||This article needs additional citations for verification. (August 2012)
Hewland is a British engineering company, founded in 1957 by Mike Hewland, which specialises in racing-car gearboxes. Hewland was the first company to manufacture a bespoke racing-car gearbox. The first product, the Hewland Mk1, was a minor modification of a Volkswagen box for Lola for their Formula Junior cars. Within a few years the company moved to manufacturing sideplates and gear clusters, only using the VW main case. These gearboxes became widely used in Formula Junior and Formula Three. The first gearbox designed by Hewland was the HD4 in 1963, where the HD stood for Hewland Design. By removing the synchronizers from the original VW Beetle transaxle module, room was created for a 5th forward speed. All gears are straight-cut, constant-mesh type with dog (motorcycle-type) engagement rather than sliding engagement. The driver quickly gets used to the crash type operation since rotating masses are small. In addition to the advantage of the 5th speed with close ratios, the gear ratios may quickly be changed in the field to match the needs of a particular track. Many models of racing cars built in Britain and the U.S. since 1962 have used this transmission.

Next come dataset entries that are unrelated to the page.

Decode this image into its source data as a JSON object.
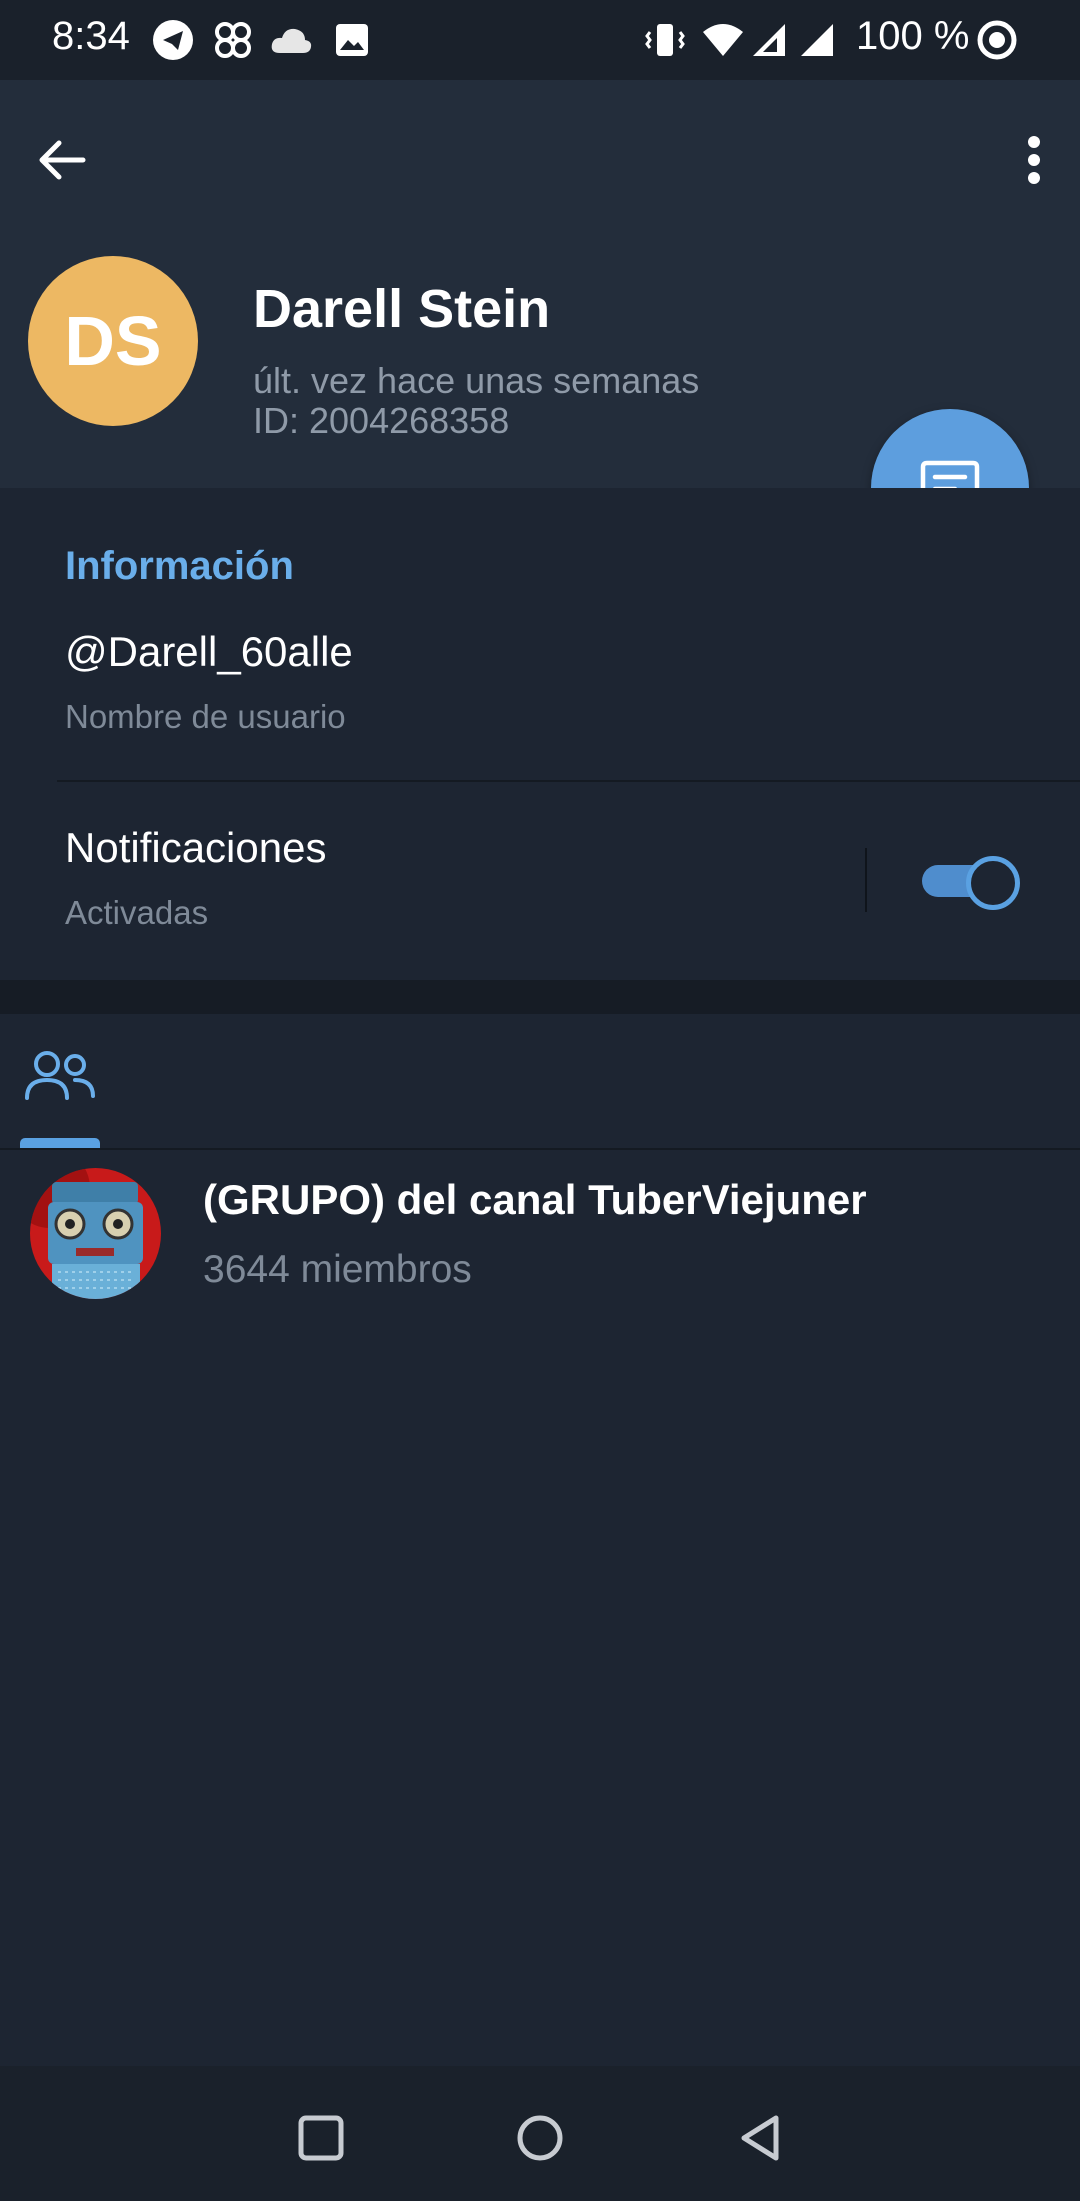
{
  "status_bar": {
    "time": "8:34",
    "battery": "100 %",
    "left_icons": [
      "telegram-icon",
      "pinwheel-icon",
      "cloud-icon",
      "image-icon"
    ],
    "right_icons": [
      "vibrate-icon",
      "wifi-icon",
      "signal-icon",
      "signal-icon",
      "focus-icon"
    ]
  },
  "header": {
    "avatar_initials": "DS",
    "avatar_color": "#edb863",
    "name": "Darell Stein",
    "status": "últ. vez hace unas semanas",
    "id_text": "ID: 2004268358"
  },
  "info": {
    "heading": "Información",
    "username": "@Darell_60alle",
    "username_caption": "Nombre de usuario",
    "notifications_label": "Notificaciones",
    "notifications_caption": "Activadas",
    "notifications_on": true
  },
  "tabs": {
    "active": "members-icon"
  },
  "groups": [
    {
      "title": "(GRUPO) del canal TuberViejuner",
      "members": "3644 miembros"
    }
  ],
  "colors": {
    "accent": "#5d9ede",
    "background": "#1d2532",
    "header": "#232d3b"
  }
}
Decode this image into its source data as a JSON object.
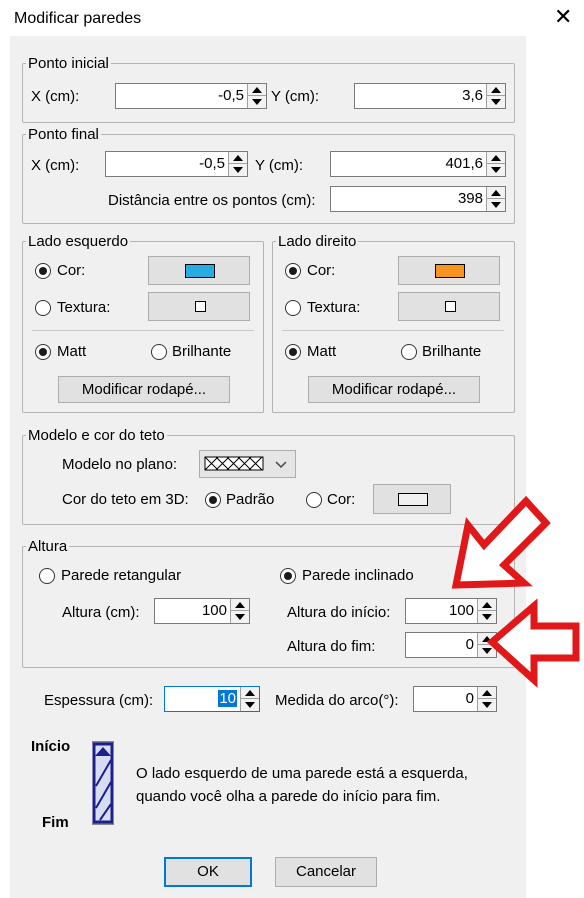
{
  "window": {
    "title": "Modificar paredes",
    "close_glyph": "✕"
  },
  "start_point": {
    "legend": "Ponto inicial",
    "x_label": "X (cm):",
    "x_value": "-0,5",
    "y_label": "Y (cm):",
    "y_value": "3,6"
  },
  "end_point": {
    "legend": "Ponto final",
    "x_label": "X (cm):",
    "x_value": "-0,5",
    "y_label": "Y (cm):",
    "y_value": "401,6",
    "distance_label": "Distância entre os pontos (cm):",
    "distance_value": "398"
  },
  "left_side": {
    "legend": "Lado esquerdo",
    "color_label": "Cor:",
    "texture_label": "Textura:",
    "matt_label": "Matt",
    "glossy_label": "Brilhante",
    "baseboard_button": "Modificar rodapé...",
    "color": "#29abe2",
    "selected": "color",
    "finish": "matt"
  },
  "right_side": {
    "legend": "Lado direito",
    "color_label": "Cor:",
    "texture_label": "Textura:",
    "matt_label": "Matt",
    "glossy_label": "Brilhante",
    "baseboard_button": "Modificar rodapé...",
    "color": "#f7941d",
    "selected": "color",
    "finish": "matt"
  },
  "ceiling": {
    "legend": "Modelo e cor do teto",
    "plan_model_label": "Modelo no plano:",
    "color3d_label": "Cor do teto em 3D:",
    "default_label": "Padrão",
    "color_label": "Cor:",
    "selected": "default",
    "swatch_color": "#f0f0f0"
  },
  "height": {
    "legend": "Altura",
    "rect_label": "Parede retangular",
    "sloped_label": "Parede inclinado",
    "selected": "sloped",
    "height_label": "Altura (cm):",
    "height_value": "100",
    "start_label": "Altura do início:",
    "start_value": "100",
    "end_label": "Altura do fim:",
    "end_value": "0"
  },
  "thickness_label": "Espessura (cm):",
  "thickness_value": "10",
  "arc_label": "Medida do arco(°):",
  "arc_value": "0",
  "diagram": {
    "start_label": "Início",
    "end_label": "Fim",
    "note_line1": "O lado esquerdo de uma parede está a esquerda,",
    "note_line2": "quando você olha a parede do início para fim."
  },
  "buttons": {
    "ok": "OK",
    "cancel": "Cancelar"
  },
  "annotation_color": "#e0181a"
}
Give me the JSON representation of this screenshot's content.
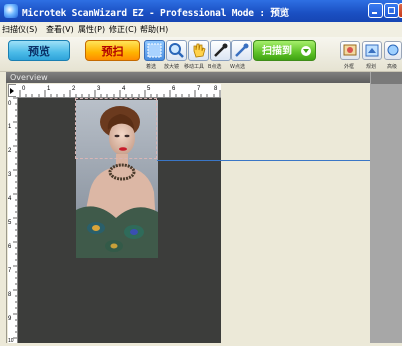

ARV Super2 
After an approach from Richard Noble, Hewland were persuaded to design and build the AE75, a 75 bhp aero-engine for Noble's forthcoming ARV Super2, a novel British 2-seater light aircraft. This engine, an inverted three-cylinder water-cooled two-stroke unit with dual ignition and a 2.7:1 reduction gearbox, was developed from Hewland's existing two-cylinder microlight engine. The AE75 was very light at 49 kg (108 lb), thereby contributing to the overall lightness of the aircraft, so that the ARV Super2 weighed 40% less than its competitor, the Cessna 152.
See also 
External links 
- ^ "Hewland Engineering Introduction". Archived from the original on 2007-09-29. Retrieved 2007-09-05.
- ^ James, Roger. "The Hewland Story". Retrieved 2007-09-05.